- Opening Delimiter -

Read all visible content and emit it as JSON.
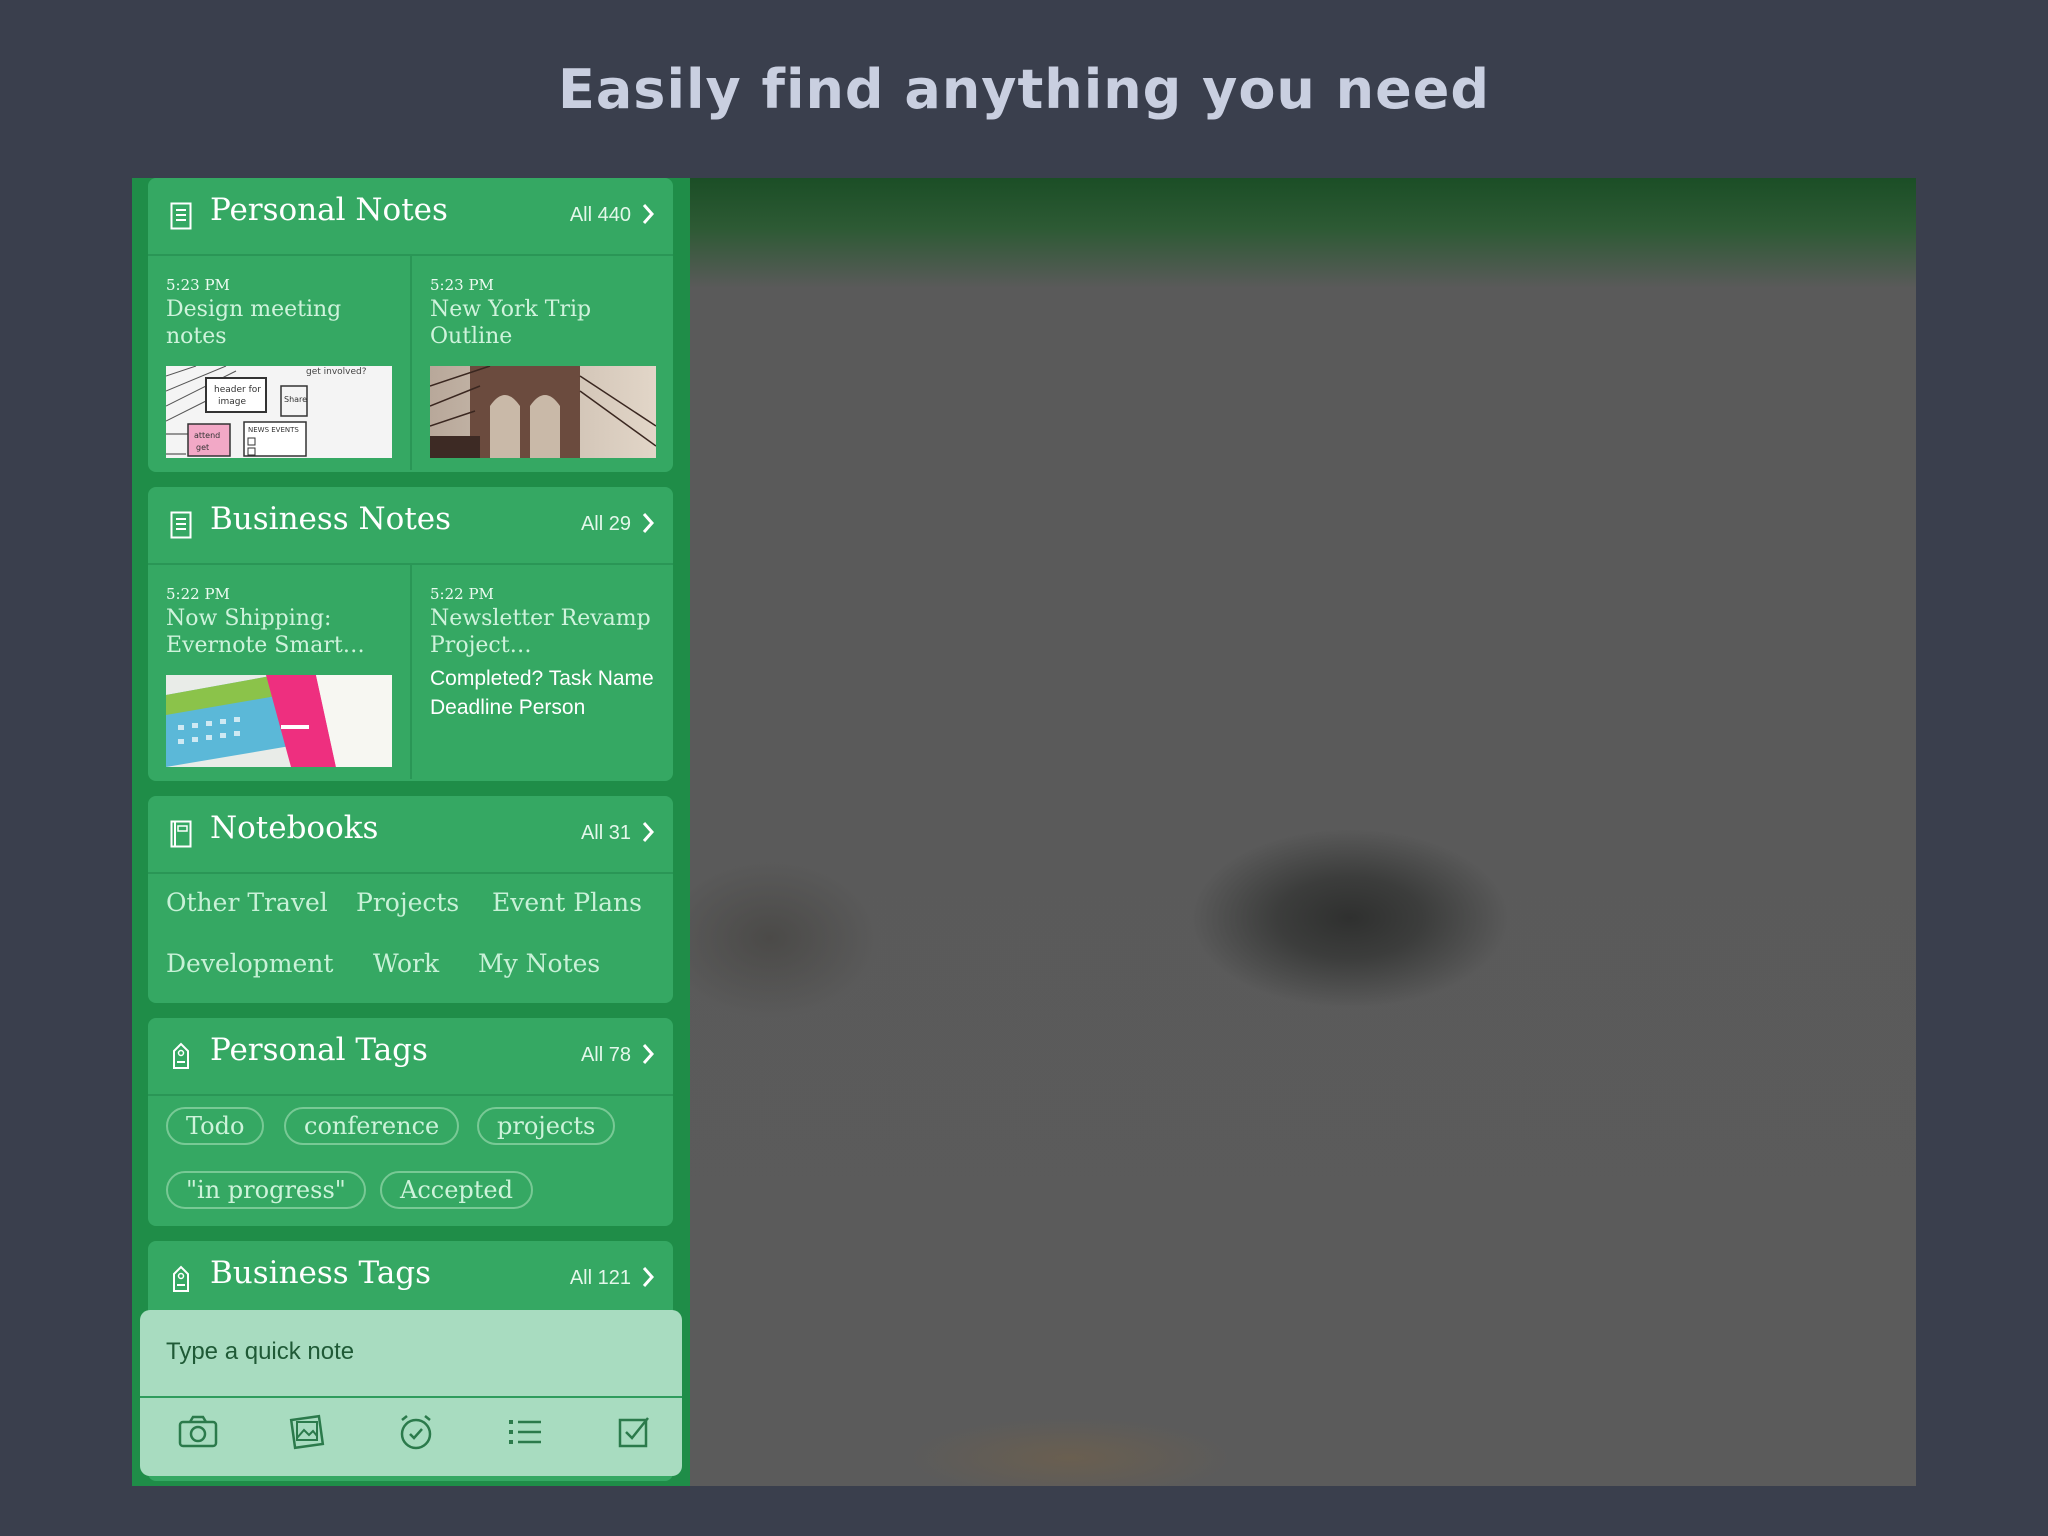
{
  "headline": "Easily find anything you need",
  "personal_notes": {
    "title": "Personal Notes",
    "all": "All 440",
    "notes": [
      {
        "time": "5:23 PM",
        "title": "Design meeting notes"
      },
      {
        "time": "5:23 PM",
        "title": "New York Trip Outline"
      }
    ]
  },
  "business_notes": {
    "title": "Business Notes",
    "all": "All 29",
    "notes": [
      {
        "time": "5:22 PM",
        "title": "Now Shipping: Evernote Smart…"
      },
      {
        "time": "5:22 PM",
        "title": "Newsletter Revamp Project…",
        "body": "Completed? Task Name Deadline Person"
      }
    ]
  },
  "notebooks": {
    "title": "Notebooks",
    "all": "All 31",
    "items": [
      "Other Travel",
      "Projects",
      "Event Plans",
      "Development",
      "Work",
      "My Notes"
    ]
  },
  "personal_tags": {
    "title": "Personal Tags",
    "all": "All 78",
    "items": [
      "Todo",
      "conference",
      "projects",
      "\"in progress\"",
      "Accepted"
    ]
  },
  "business_tags": {
    "title": "Business Tags",
    "all": "All 121"
  },
  "quick_note": {
    "placeholder": "Type a quick note",
    "buttons": [
      "camera-icon",
      "photo-icon",
      "reminder-icon",
      "list-icon",
      "checkbox-icon"
    ]
  },
  "colors": {
    "background": "#3a3f4d",
    "sidebar": "#1f8d48",
    "card": "#35a863",
    "quick_note": "#a8dcc0"
  }
}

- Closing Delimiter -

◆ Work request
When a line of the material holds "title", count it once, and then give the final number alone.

◆ Answer area
9